▶ [What the task requires]
Copy every line from the records below that carries the word "true".
=== Supplied data ===
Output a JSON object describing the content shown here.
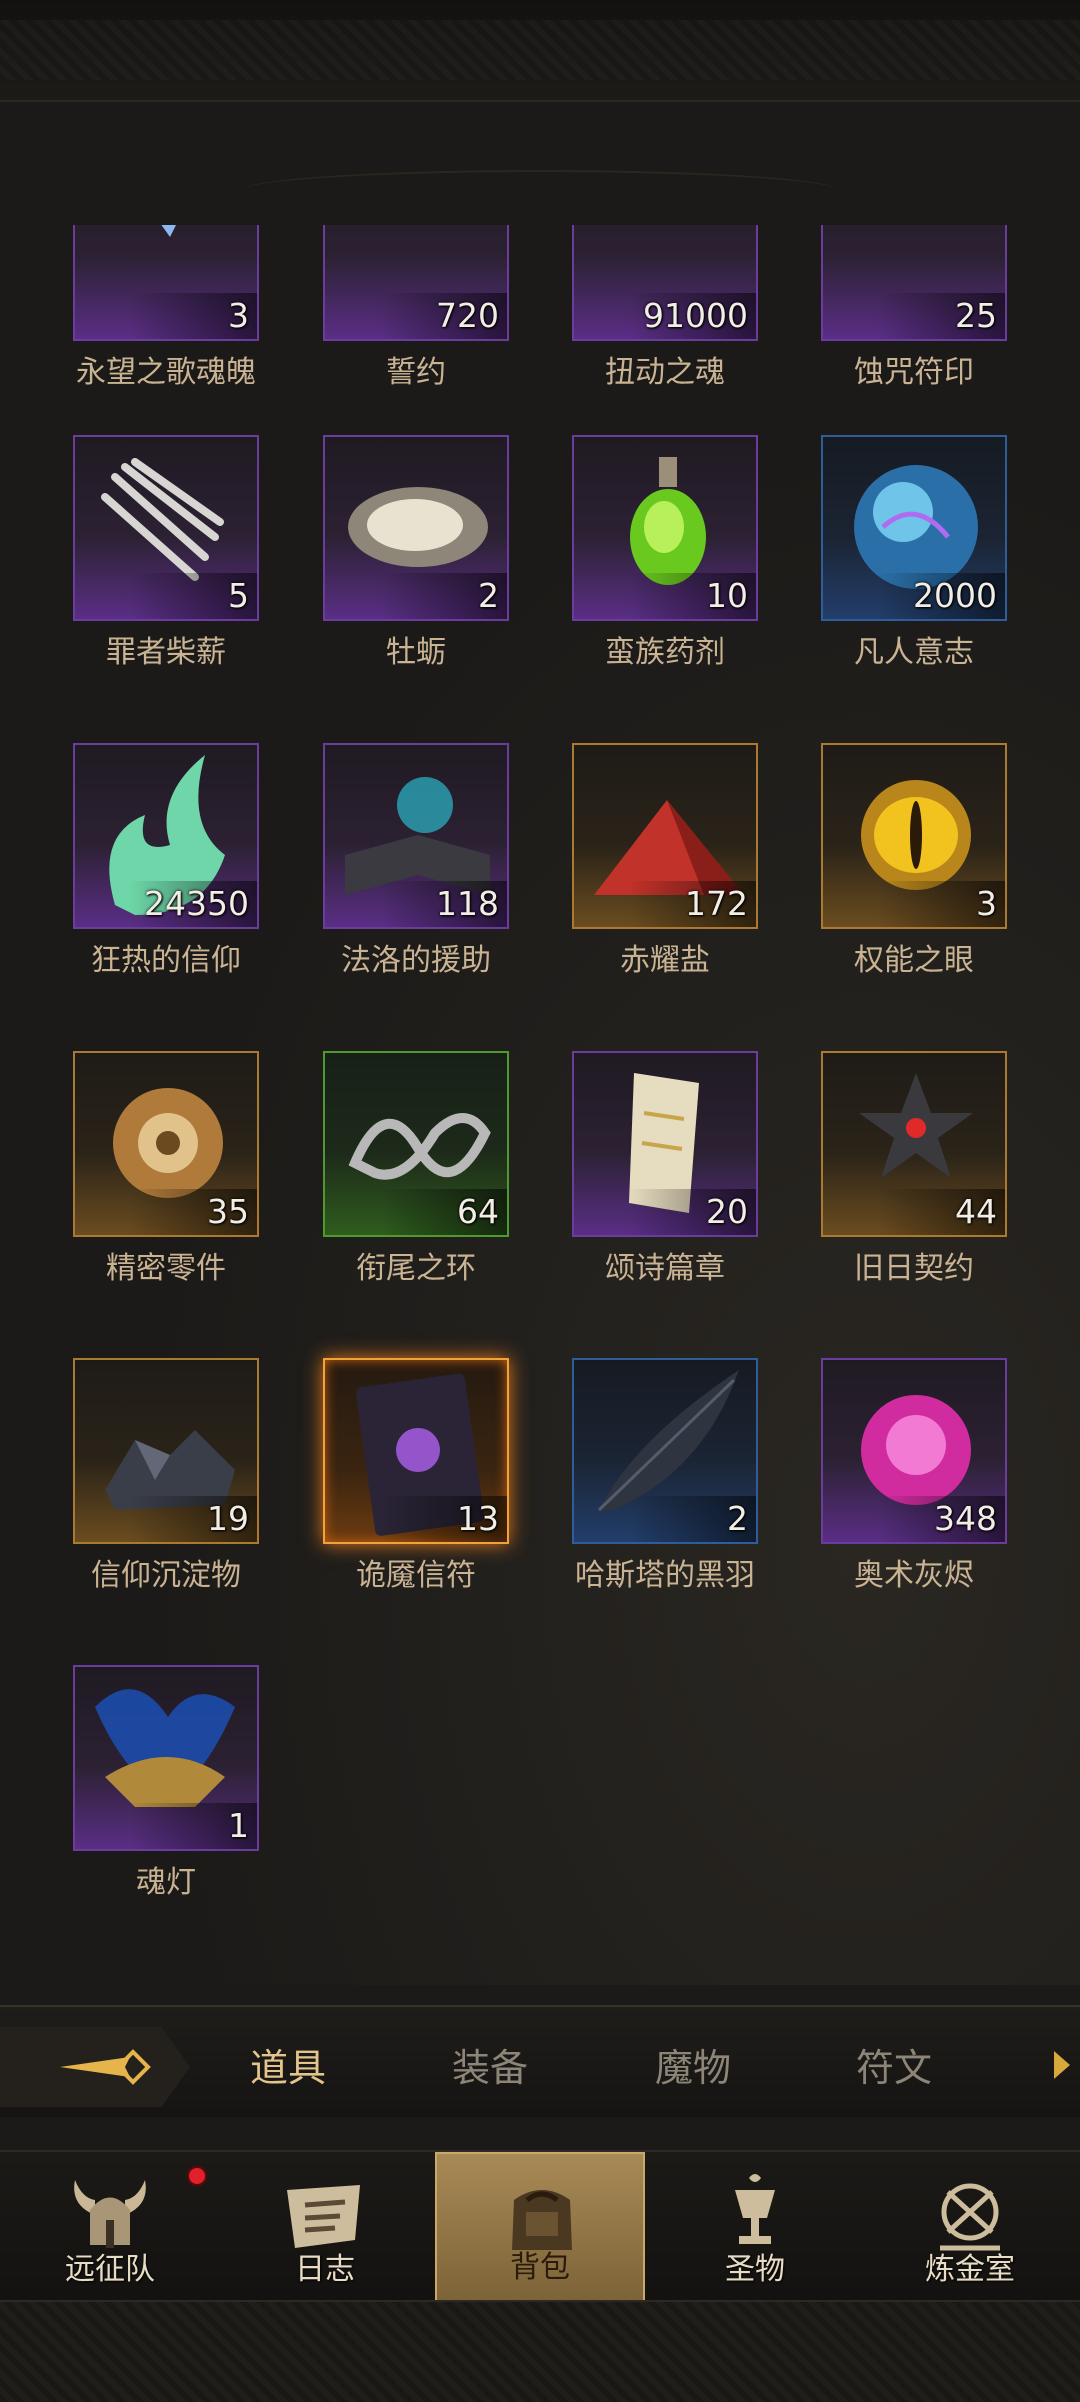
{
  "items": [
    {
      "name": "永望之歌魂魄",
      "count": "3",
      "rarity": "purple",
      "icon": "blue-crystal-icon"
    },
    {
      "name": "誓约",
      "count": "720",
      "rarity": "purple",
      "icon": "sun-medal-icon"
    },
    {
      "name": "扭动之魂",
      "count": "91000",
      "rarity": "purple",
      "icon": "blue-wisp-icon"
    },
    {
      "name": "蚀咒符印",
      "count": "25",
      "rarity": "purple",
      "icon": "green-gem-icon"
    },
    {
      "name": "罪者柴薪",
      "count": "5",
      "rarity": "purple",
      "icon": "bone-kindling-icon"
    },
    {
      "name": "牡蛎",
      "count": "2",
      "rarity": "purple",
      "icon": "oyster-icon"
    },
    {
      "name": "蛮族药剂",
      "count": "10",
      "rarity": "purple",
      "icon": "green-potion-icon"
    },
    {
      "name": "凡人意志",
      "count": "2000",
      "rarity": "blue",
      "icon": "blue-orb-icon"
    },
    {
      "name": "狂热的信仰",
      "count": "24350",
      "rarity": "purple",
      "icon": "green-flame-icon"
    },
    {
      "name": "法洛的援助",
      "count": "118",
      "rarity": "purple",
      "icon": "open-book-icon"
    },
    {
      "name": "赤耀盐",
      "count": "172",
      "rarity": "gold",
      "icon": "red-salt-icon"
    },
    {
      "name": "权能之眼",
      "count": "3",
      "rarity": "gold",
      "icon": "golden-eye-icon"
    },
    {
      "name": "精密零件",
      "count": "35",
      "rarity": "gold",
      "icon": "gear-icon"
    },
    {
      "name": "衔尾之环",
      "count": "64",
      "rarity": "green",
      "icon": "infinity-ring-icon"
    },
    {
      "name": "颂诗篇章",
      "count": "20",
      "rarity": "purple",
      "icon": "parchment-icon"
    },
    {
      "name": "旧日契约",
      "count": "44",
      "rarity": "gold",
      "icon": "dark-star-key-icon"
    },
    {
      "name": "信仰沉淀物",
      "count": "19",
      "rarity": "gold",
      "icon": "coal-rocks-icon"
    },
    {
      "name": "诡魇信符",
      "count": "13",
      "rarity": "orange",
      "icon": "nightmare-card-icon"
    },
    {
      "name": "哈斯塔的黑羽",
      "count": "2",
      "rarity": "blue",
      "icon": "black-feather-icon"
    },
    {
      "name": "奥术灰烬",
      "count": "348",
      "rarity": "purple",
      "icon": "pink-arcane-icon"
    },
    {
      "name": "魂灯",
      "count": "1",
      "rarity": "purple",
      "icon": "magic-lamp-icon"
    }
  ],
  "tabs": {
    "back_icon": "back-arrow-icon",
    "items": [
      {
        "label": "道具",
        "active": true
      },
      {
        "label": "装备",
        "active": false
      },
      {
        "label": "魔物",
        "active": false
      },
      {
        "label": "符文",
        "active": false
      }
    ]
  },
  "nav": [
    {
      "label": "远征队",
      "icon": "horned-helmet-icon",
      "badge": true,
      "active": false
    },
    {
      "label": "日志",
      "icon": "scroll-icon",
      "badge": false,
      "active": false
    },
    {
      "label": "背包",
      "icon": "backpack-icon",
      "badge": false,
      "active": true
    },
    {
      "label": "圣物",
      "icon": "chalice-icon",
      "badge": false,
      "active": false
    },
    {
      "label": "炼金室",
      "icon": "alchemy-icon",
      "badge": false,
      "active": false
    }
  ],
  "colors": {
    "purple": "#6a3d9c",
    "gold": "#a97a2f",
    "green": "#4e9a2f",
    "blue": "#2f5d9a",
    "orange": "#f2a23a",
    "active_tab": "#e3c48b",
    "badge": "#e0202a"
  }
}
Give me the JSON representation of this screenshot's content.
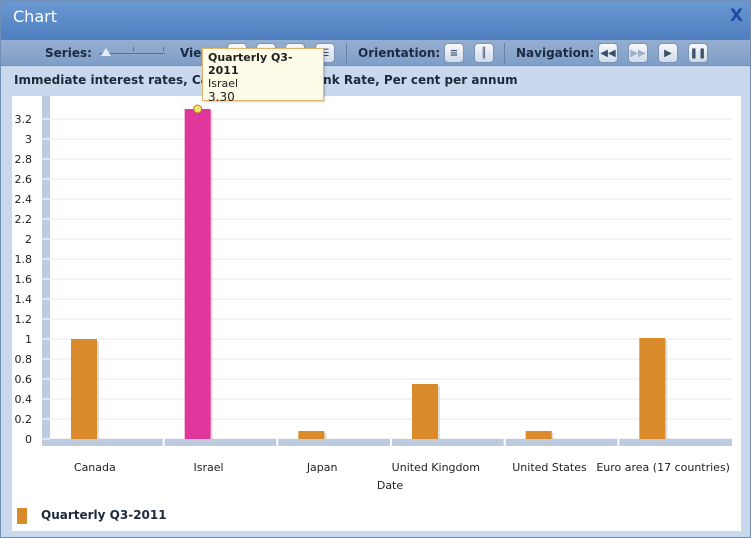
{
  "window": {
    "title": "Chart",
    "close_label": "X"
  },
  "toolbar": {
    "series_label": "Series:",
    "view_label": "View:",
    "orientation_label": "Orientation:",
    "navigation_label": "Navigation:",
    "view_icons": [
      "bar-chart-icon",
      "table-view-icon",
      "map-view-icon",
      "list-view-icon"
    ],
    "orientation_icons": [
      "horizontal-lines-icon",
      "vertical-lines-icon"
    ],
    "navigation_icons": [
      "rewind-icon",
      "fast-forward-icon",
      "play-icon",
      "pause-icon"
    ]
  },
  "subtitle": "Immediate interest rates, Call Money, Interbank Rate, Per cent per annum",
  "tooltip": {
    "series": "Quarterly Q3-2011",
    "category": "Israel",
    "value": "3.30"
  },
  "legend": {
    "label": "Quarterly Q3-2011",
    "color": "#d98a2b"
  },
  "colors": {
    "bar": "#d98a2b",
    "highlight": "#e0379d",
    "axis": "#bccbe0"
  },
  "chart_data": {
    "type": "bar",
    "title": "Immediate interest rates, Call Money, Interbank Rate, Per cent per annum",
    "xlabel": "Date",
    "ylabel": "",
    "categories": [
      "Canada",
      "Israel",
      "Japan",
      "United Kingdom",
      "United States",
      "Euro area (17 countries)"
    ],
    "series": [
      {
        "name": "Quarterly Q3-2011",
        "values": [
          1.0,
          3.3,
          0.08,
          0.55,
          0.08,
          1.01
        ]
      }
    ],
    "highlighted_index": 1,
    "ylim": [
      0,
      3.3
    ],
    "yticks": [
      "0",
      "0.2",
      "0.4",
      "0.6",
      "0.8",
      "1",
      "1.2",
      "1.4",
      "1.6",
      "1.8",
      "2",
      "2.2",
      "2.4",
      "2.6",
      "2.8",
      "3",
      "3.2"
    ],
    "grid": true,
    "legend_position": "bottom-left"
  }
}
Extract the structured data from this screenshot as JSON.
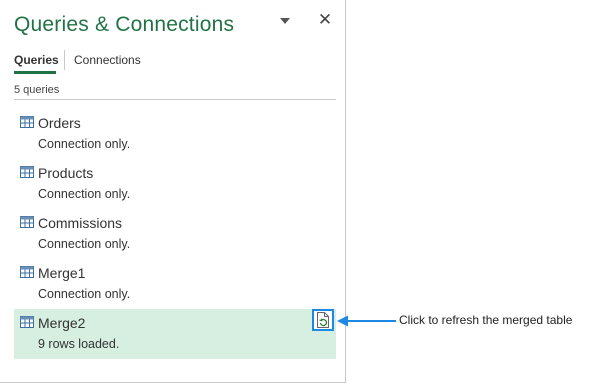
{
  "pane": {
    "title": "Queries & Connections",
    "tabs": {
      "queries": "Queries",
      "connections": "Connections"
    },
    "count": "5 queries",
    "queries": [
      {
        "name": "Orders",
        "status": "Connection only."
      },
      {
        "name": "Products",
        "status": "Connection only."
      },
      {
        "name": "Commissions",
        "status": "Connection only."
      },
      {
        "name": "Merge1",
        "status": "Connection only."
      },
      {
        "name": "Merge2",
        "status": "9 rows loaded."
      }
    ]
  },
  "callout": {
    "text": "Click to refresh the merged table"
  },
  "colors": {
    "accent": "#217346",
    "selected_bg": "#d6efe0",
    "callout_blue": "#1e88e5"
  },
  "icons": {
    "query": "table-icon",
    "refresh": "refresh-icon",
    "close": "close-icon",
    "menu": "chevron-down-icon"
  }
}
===
▶ [Answer to this exercise]
        "active": true
      "badge": true,
      "active": true
    "grid": true,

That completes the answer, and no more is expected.